They used e-moderators - ‘teachers who design, facilitate and direct the cognitive and social processes for the purpose of realizing personally meaningful and educationally worthwhile learning outcomes’ (Garrison and Anderson, 2003, p. 49) - to continuously facilitate a discussion between participants and to engender a feeling of community.
They conclude, inter alia, that:
- The creation of a community of learners does not happen automatically or suddenly but rather as a result of specific actions of all participants. It took around 4 to 5 weeks for the community to develop and become self-sustaining
- The use of e-moderators was essential for the community creation and evolution. They used a mixture of low and high intervention styles, at various points, as appropriate to the stage of evolution of the community and its degree of autonomy.
- The data collected helped the instructors understand when the community took off and when intervention was necessary.

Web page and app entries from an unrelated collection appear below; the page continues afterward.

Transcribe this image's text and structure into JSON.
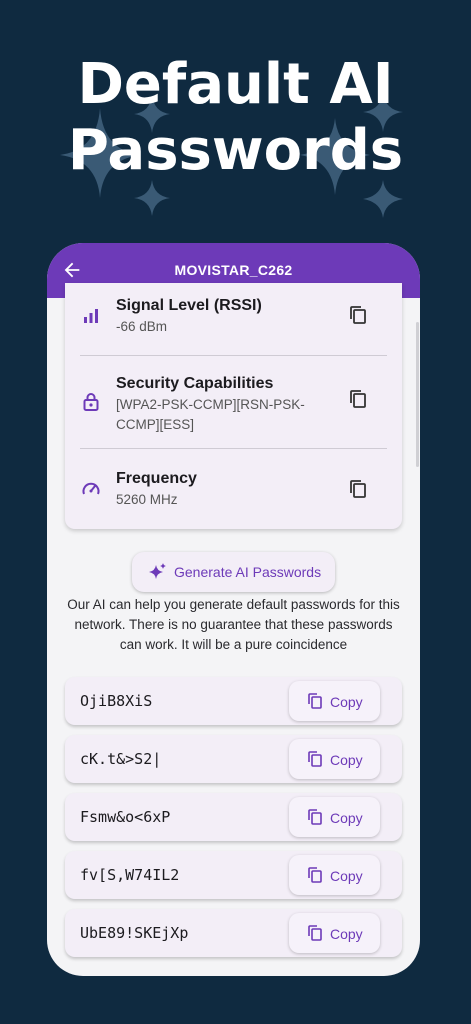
{
  "headline": {
    "line1": "Default AI",
    "line2": "Passwords"
  },
  "colors": {
    "background": "#0f2a40",
    "accent": "#6d3ab8",
    "surface": "#f3eef7",
    "sparkle": "#3a5a75"
  },
  "appbar": {
    "title": "MOVISTAR_C262",
    "back_icon": "arrow-left-icon"
  },
  "network_info": [
    {
      "label": "Signal Level (RSSI)",
      "value": "-66 dBm",
      "icon": "signal-icon"
    },
    {
      "label": "Security Capabilities",
      "value": "[WPA2-PSK-CCMP][RSN-PSK-CCMP][ESS]",
      "icon": "lock-icon"
    },
    {
      "label": "Frequency",
      "value": "5260 MHz",
      "icon": "speedometer-icon"
    }
  ],
  "generate_button": {
    "label": "Generate AI Passwords",
    "icon": "sparkle-icon"
  },
  "disclaimer": "Our AI can help you generate default passwords for this network. There is no guarantee that these passwords can work. It will be a pure coincidence",
  "passwords": [
    {
      "value": "OjiB8XiS",
      "copy_label": "Copy"
    },
    {
      "value": "cK.t&>S2|",
      "copy_label": "Copy"
    },
    {
      "value": "Fsmw&o<6xP",
      "copy_label": "Copy"
    },
    {
      "value": "fv[S,W74IL2",
      "copy_label": "Copy"
    },
    {
      "value": "UbE89!SKEjXp",
      "copy_label": "Copy"
    }
  ]
}
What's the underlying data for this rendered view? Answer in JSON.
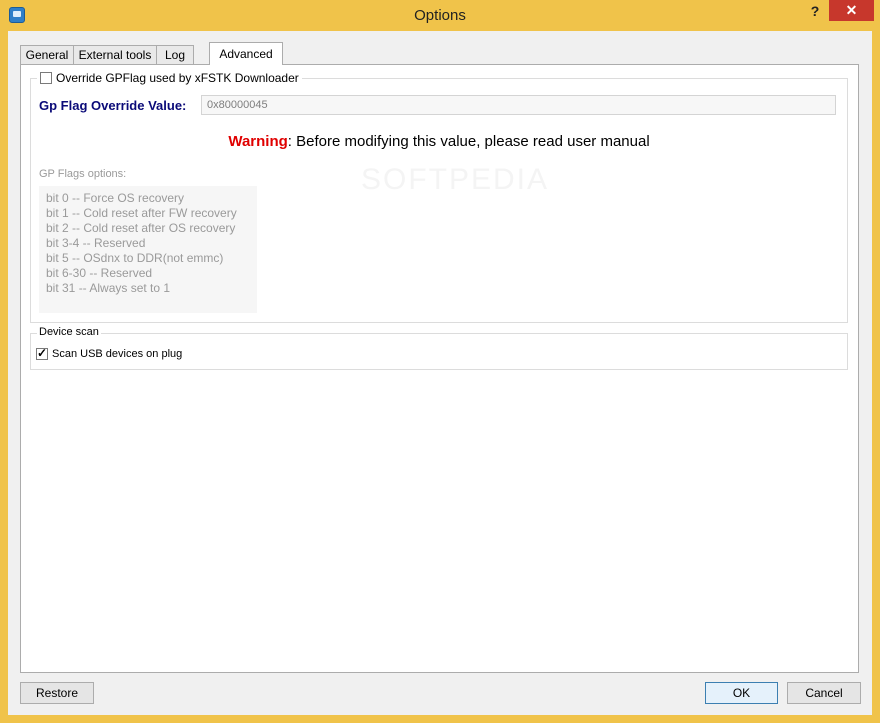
{
  "window": {
    "title": "Options",
    "help_label": "?",
    "close_label": "✕"
  },
  "tabs": [
    {
      "label": "General",
      "active": false
    },
    {
      "label": "External tools",
      "active": false
    },
    {
      "label": "Log",
      "active": false
    },
    {
      "label": "Advanced",
      "active": true
    }
  ],
  "gp_group": {
    "override_checkbox_label": "Override GPFlag used by xFSTK Downloader",
    "override_checked": false,
    "flag_label": "Gp Flag Override Value:",
    "flag_value": "0x80000045",
    "warning_word": "Warning",
    "warning_text": ": Before modifying this value, please read user manual",
    "options_label": "GP Flags options:",
    "bits": [
      "bit 0 -- Force OS recovery",
      "bit 1 -- Cold reset after FW recovery",
      "bit 2 -- Cold reset after OS recovery",
      "bit 3-4 -- Reserved",
      "bit 5 -- OSdnx to DDR(not emmc)",
      "bit 6-30 -- Reserved",
      "bit 31 -- Always set to 1"
    ]
  },
  "device_scan": {
    "title": "Device scan",
    "scan_usb_label": "Scan USB devices on plug",
    "scan_usb_checked": true
  },
  "buttons": {
    "restore": "Restore",
    "ok": "OK",
    "cancel": "Cancel"
  },
  "watermark": "SOFTPEDIA",
  "colors": {
    "title_bar": "#f0c34a",
    "close_button": "#c7372c",
    "warning": "#e00000",
    "flag_label": "#0a0a78"
  }
}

Reports on group activity were made available to everyone in the community to help with self-regulation - however, the research was largely inconclusive as to whether this aspect was positive
Garrison, D. R. & Anderson, T. (2003) E-learning in the 21st century: a framework for research and practice (London, Routledge).
Hlapanis, G. & Dimitracopoulou, A. (2007) 'The School-Teacher's Learning Community: matters of communication analysis'. Technology, Pedagogy and Education, 16 (2), pp.133 - 151